What is expected:
Copy each line below word for word and drop every image.

Records for processing:
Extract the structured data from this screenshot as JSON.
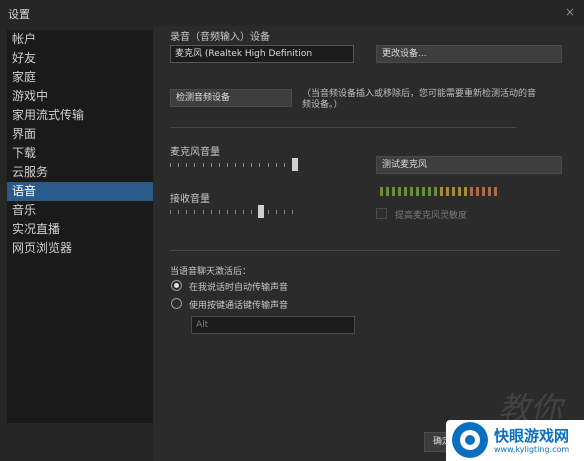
{
  "window": {
    "title": "设置",
    "close_glyph": "×"
  },
  "sidebar": {
    "items": [
      {
        "label": "帐户"
      },
      {
        "label": "好友"
      },
      {
        "label": "家庭"
      },
      {
        "label": "游戏中"
      },
      {
        "label": "家用流式传输"
      },
      {
        "label": "界面"
      },
      {
        "label": "下载"
      },
      {
        "label": "云服务"
      },
      {
        "label": "语音",
        "active": true
      },
      {
        "label": "音乐"
      },
      {
        "label": "实况直播"
      },
      {
        "label": "网页浏览器"
      }
    ]
  },
  "voice": {
    "record_device_label": "录音（音频输入）设备",
    "record_device_value": "麦克风 (Realtek High Definition",
    "change_device_button": "更改设备...",
    "detect_button": "检测音频设备",
    "detect_note": "（当音频设备插入或移除后，您可能需要重新检测活动的音频设备。）",
    "mic_volume_label": "麦克风音量",
    "mic_volume_level": 1.0,
    "receive_volume_label": "接收音量",
    "receive_volume_level": 0.72,
    "test_mic_button": "测试麦克风",
    "boost_checkbox_label": "提高麦克风灵敏度",
    "boost_checked": false,
    "activation_label": "当语音聊天激活后：",
    "radio_auto": "在我说话时自动传输声音",
    "radio_auto_selected": true,
    "radio_ptt": "使用按键通话键传输声音",
    "ptt_key": "Alt",
    "meter_colors": [
      "#6a8f3a",
      "#a78a3a",
      "#b06a4a"
    ]
  },
  "footer": {
    "ok_button": "确定",
    "watermark": "教你识"
  },
  "logo": {
    "name": "快眼游戏网",
    "url": "www.kyligting.com",
    "color": "#0b6fc0"
  },
  "icons": {
    "close": "close-icon",
    "logo": "eye-logo-icon"
  }
}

Exercise response:
Extract the structured data from this screenshot as JSON.
{
  "window": {
    "title": "设置",
    "close_glyph": "×"
  },
  "sidebar": {
    "items": [
      {
        "label": "帐户"
      },
      {
        "label": "好友"
      },
      {
        "label": "家庭"
      },
      {
        "label": "游戏中"
      },
      {
        "label": "家用流式传输"
      },
      {
        "label": "界面"
      },
      {
        "label": "下载"
      },
      {
        "label": "云服务"
      },
      {
        "label": "语音",
        "active": true
      },
      {
        "label": "音乐"
      },
      {
        "label": "实况直播"
      },
      {
        "label": "网页浏览器"
      }
    ]
  },
  "voice": {
    "record_device_label": "录音（音频输入）设备",
    "record_device_value": "麦克风 (Realtek High Definition",
    "change_device_button": "更改设备...",
    "detect_button": "检测音频设备",
    "detect_note": "（当音频设备插入或移除后，您可能需要重新检测活动的音频设备。）",
    "mic_volume_label": "麦克风音量",
    "mic_volume_level": 1.0,
    "receive_volume_label": "接收音量",
    "receive_volume_level": 0.72,
    "test_mic_button": "测试麦克风",
    "boost_checkbox_label": "提高麦克风灵敏度",
    "boost_checked": false,
    "activation_label": "当语音聊天激活后：",
    "radio_auto": "在我说话时自动传输声音",
    "radio_auto_selected": true,
    "radio_ptt": "使用按键通话键传输声音",
    "ptt_key": "Alt",
    "meter_colors": [
      "#6a8f3a",
      "#a78a3a",
      "#b06a4a"
    ]
  },
  "footer": {
    "ok_button": "确定",
    "watermark": "教你识"
  },
  "logo": {
    "name": "快眼游戏网",
    "url": "www.kyligting.com",
    "color": "#0b6fc0"
  },
  "icons": {
    "close": "close-icon",
    "logo": "eye-logo-icon"
  }
}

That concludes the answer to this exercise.